A father mistook his 14-year-old son for an intruder Tuesday and shot him in the neck, killing him, according to Cincinnati police.
People think I’m exaggerating when I say this sort of thing happens on a very regular basis. Well, I’m not. An awful lot of people regularly babble about ‘the worst possible case.’ This incident represents ‘the worst possible case,’ not some ridiculous fantasy about “providing covering fire one handed with your shotgun in your home while dragging wounded friendlies to safety.” Ugh!
Learn to Challenge before shooting and practice doing it regularly, to wit: every time you go to the range. Two words, “Who’s there?”, probably would have prevented this tragedy. People have no problem running their mouths at every possible opportunity except when it’s most important.
Have a flashlight to identify a suspect and learn to use it in conjunction with your pistol. Just turning on the flashlight in the general direction of the suspect will probably get a response from the suspect and the overwhelming probability is that the response WON’T be ‘the light draws fire.’
Does anyone think that this father will ever have a peaceful day or decent night’s sleep for the rest of his life? The saddest thing to me is that the solution to this problem isn’t rocket science, it’s actually easy if you think about it ahead of time for just one minute.

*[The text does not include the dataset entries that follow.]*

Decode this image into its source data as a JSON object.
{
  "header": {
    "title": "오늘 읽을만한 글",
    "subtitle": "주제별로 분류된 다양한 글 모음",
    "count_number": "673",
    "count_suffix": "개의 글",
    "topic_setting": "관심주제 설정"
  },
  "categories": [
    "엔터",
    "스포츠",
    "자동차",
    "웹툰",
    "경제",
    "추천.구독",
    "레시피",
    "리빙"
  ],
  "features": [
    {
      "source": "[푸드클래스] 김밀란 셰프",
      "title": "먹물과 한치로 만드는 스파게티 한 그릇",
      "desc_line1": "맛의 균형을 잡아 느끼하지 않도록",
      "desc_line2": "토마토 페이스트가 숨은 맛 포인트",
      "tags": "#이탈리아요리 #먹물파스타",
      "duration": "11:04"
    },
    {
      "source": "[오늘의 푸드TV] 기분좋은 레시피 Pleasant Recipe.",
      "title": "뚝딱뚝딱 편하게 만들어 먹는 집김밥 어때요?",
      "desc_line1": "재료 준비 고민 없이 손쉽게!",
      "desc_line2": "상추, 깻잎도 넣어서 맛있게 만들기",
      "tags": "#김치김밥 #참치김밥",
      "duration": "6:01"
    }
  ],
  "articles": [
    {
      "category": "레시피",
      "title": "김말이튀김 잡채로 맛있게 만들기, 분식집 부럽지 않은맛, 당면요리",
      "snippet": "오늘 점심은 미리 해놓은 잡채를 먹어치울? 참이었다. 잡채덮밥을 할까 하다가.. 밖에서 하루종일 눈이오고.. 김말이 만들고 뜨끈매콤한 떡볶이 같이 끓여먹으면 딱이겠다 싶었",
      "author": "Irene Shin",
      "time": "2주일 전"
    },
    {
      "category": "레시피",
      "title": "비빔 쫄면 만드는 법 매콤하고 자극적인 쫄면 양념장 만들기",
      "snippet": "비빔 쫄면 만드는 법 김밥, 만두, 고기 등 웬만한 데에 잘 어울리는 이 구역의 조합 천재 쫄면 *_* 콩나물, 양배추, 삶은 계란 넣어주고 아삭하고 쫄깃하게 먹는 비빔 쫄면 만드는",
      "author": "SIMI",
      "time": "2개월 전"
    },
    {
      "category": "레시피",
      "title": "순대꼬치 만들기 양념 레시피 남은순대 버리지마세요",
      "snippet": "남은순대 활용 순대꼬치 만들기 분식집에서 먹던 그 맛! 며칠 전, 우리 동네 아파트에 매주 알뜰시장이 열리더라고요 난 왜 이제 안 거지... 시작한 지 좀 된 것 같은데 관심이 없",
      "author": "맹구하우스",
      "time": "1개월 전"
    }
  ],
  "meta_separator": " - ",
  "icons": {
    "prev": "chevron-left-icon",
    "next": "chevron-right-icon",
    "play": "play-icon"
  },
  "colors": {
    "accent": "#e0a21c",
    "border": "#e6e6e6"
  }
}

There are 11 possible categories of Serious Mistakes. Purchase my CD so you know them all and how they happen and don’t make them yourself. It’s the price of a box of ammo, for God’s sake. I’m sick of writing about this sort of thing.